EXERCISE DIRECTIONS →
Each line of the records that follow must come back exactly, with pictures skipped.
──────── DATA EXTRACT ────────
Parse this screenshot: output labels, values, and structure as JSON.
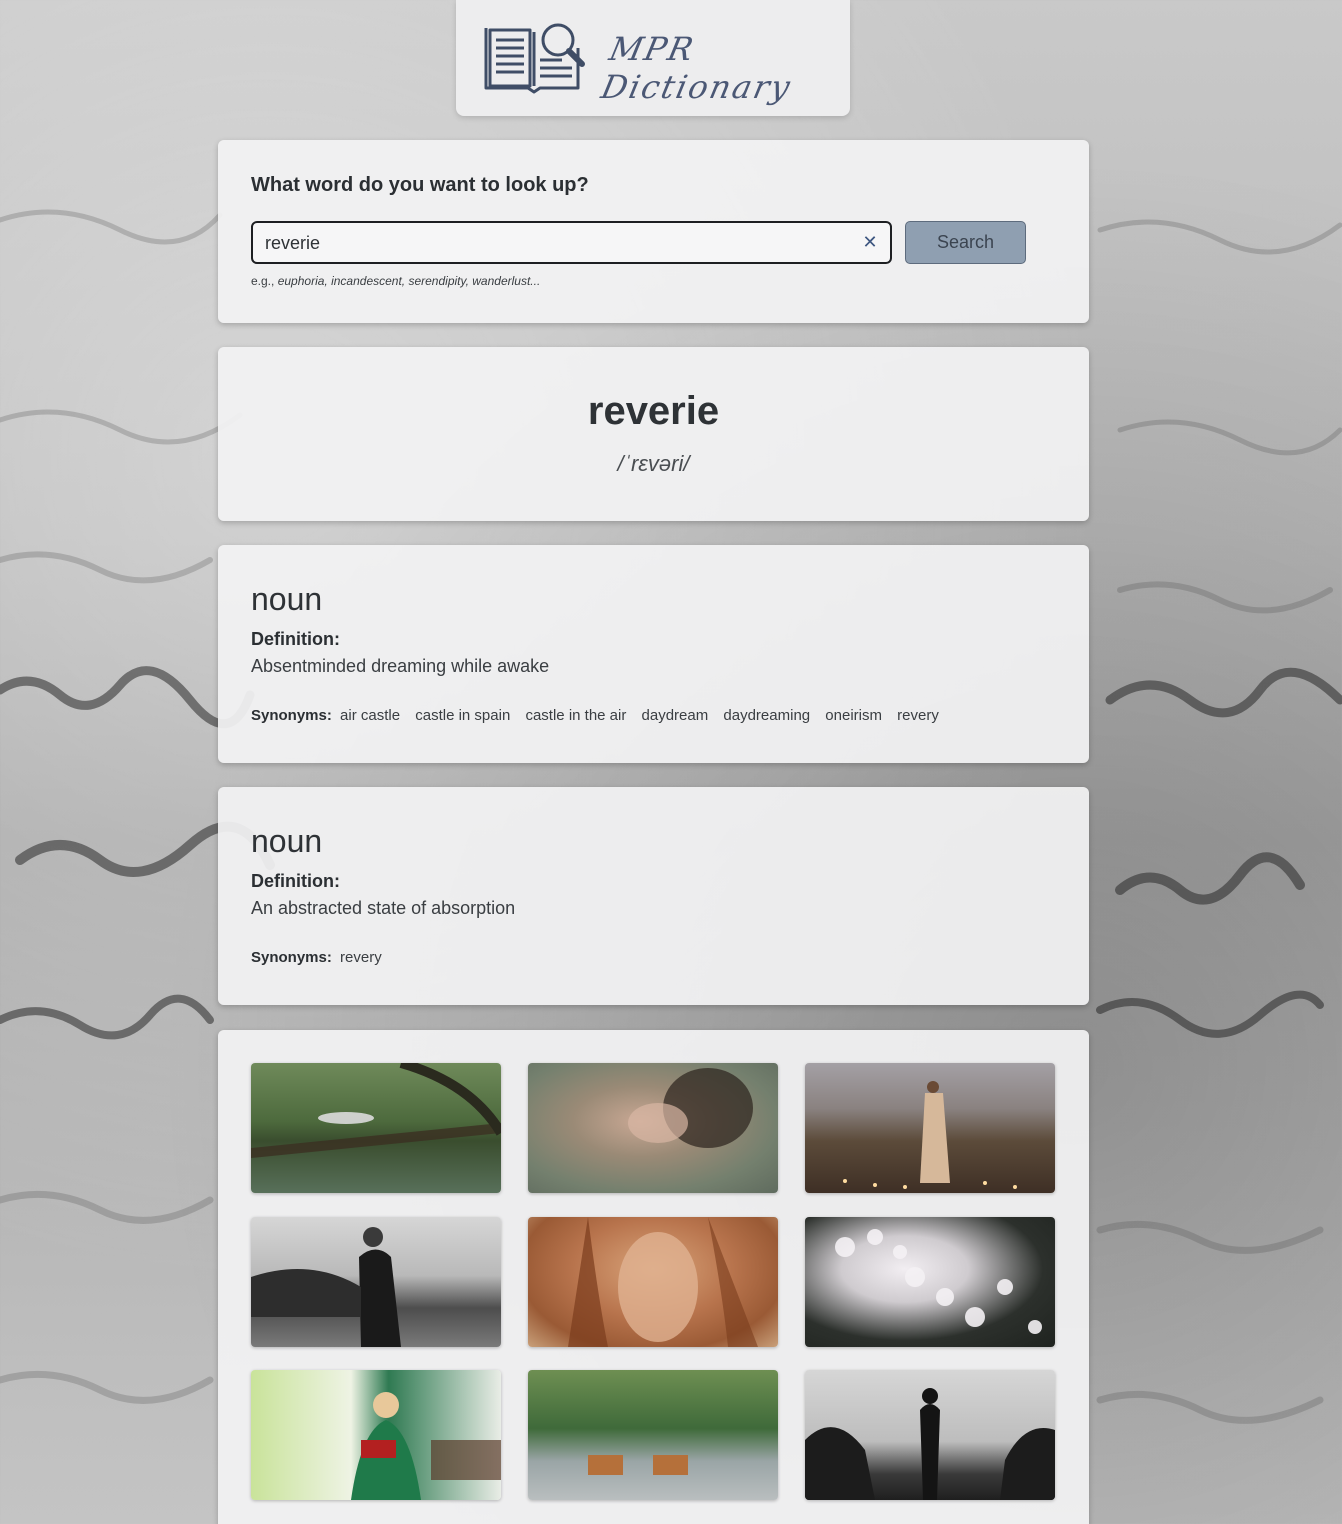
{
  "app": {
    "logo_text": "MPR Dictionary"
  },
  "search": {
    "question": "What word do you want to look up?",
    "value": "reverie",
    "button_label": "Search",
    "clear_symbol": "✕",
    "hint_prefix": "e.g.,",
    "hint_examples": "euphoria, incandescent, serendipity, wanderlust..."
  },
  "word": {
    "title": "reverie",
    "phonetic": "/ˈrɛvəri/"
  },
  "meanings": [
    {
      "part_of_speech": "noun",
      "definition_label": "Definition:",
      "definition": "Absentminded dreaming while awake",
      "synonyms_label": "Synonyms:",
      "synonyms": [
        "air castle",
        "castle in spain",
        "castle in the air",
        "daydream",
        "daydreaming",
        "oneirism",
        "revery"
      ]
    },
    {
      "part_of_speech": "noun",
      "definition_label": "Definition:",
      "definition": "An abstracted state of absorption",
      "synonyms_label": "Synonyms:",
      "synonyms": [
        "revery"
      ]
    }
  ],
  "photos": [
    {
      "subject": "girl lying on fallen tree over pond"
    },
    {
      "subject": "woman with curly hair in blurred water"
    },
    {
      "subject": "woman in long dress standing in reeds"
    },
    {
      "subject": "man in black standing by river"
    },
    {
      "subject": "woman with eyes closed in warm light"
    },
    {
      "subject": "white blossom branches"
    },
    {
      "subject": "person in green hoodie reading a red book"
    },
    {
      "subject": "horses crossing river near forest"
    },
    {
      "subject": "silhouette of man by water"
    }
  ],
  "colors": {
    "accent": "#3d5680",
    "button_bg": "#8f9fb1",
    "card_bg": "#f2f2f3",
    "text": "#2e3236"
  },
  "icons": {
    "logo": "book-magnifier-icon",
    "clear": "close-icon"
  }
}
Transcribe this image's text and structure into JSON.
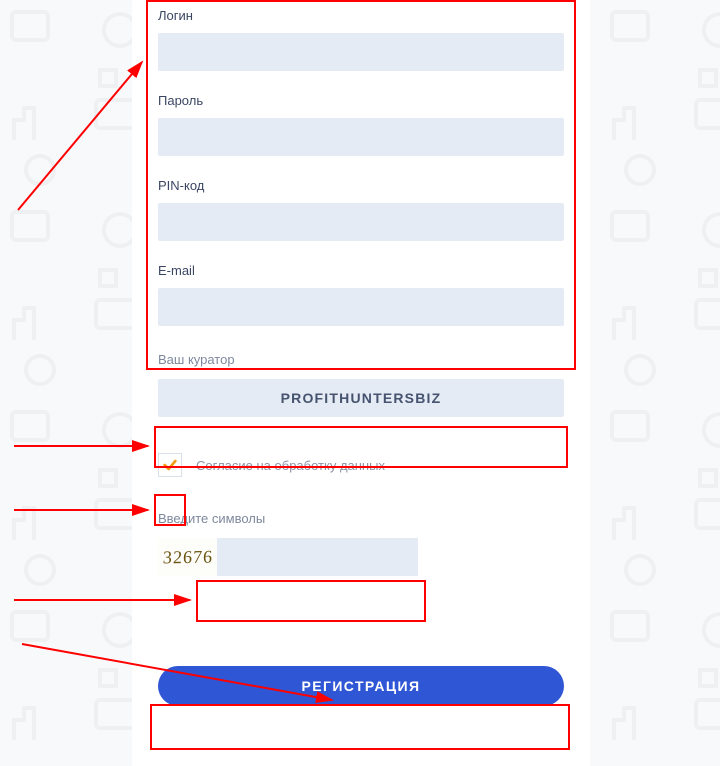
{
  "form": {
    "login_label": "Логин",
    "password_label": "Пароль",
    "pin_label": "PIN-код",
    "email_label": "E-mail",
    "login_value": "",
    "password_value": "",
    "pin_value": "",
    "email_value": ""
  },
  "curator": {
    "label": "Ваш куратор",
    "value": "PROFITHUNTERSBIZ"
  },
  "consent": {
    "checked": true,
    "label": "Согласие на обработку данных"
  },
  "captcha": {
    "label": "Введите символы",
    "code": "32676",
    "input_value": ""
  },
  "submit": {
    "label": "РЕГИСТРАЦИЯ"
  }
}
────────
YOUR RESPONSE →
Parse this screenshot: output labels, values, and structure as JSON.
{
  "app": {
    "logo_text": "MPR Dictionary"
  },
  "search": {
    "question": "What word do you want to look up?",
    "value": "reverie",
    "button_label": "Search",
    "clear_symbol": "✕",
    "hint_prefix": "e.g.,",
    "hint_examples": "euphoria, incandescent, serendipity, wanderlust..."
  },
  "word": {
    "title": "reverie",
    "phonetic": "/ˈrɛvəri/"
  },
  "meanings": [
    {
      "part_of_speech": "noun",
      "definition_label": "Definition:",
      "definition": "Absentminded dreaming while awake",
      "synonyms_label": "Synonyms:",
      "synonyms": [
        "air castle",
        "castle in spain",
        "castle in the air",
        "daydream",
        "daydreaming",
        "oneirism",
        "revery"
      ]
    },
    {
      "part_of_speech": "noun",
      "definition_label": "Definition:",
      "definition": "An abstracted state of absorption",
      "synonyms_label": "Synonyms:",
      "synonyms": [
        "revery"
      ]
    }
  ],
  "photos": [
    {
      "subject": "girl lying on fallen tree over pond"
    },
    {
      "subject": "woman with curly hair in blurred water"
    },
    {
      "subject": "woman in long dress standing in reeds"
    },
    {
      "subject": "man in black standing by river"
    },
    {
      "subject": "woman with eyes closed in warm light"
    },
    {
      "subject": "white blossom branches"
    },
    {
      "subject": "person in green hoodie reading a red book"
    },
    {
      "subject": "horses crossing river near forest"
    },
    {
      "subject": "silhouette of man by water"
    }
  ],
  "colors": {
    "accent": "#3d5680",
    "button_bg": "#8f9fb1",
    "card_bg": "#f2f2f3",
    "text": "#2e3236"
  },
  "icons": {
    "logo": "book-magnifier-icon",
    "clear": "close-icon"
  }
}
Transcribe this image's text and structure into JSON.
{
  "form": {
    "login_label": "Логин",
    "password_label": "Пароль",
    "pin_label": "PIN-код",
    "email_label": "E-mail",
    "login_value": "",
    "password_value": "",
    "pin_value": "",
    "email_value": ""
  },
  "curator": {
    "label": "Ваш куратор",
    "value": "PROFITHUNTERSBIZ"
  },
  "consent": {
    "checked": true,
    "label": "Согласие на обработку данных"
  },
  "captcha": {
    "label": "Введите символы",
    "code": "32676",
    "input_value": ""
  },
  "submit": {
    "label": "РЕГИСТРАЦИЯ"
  }
}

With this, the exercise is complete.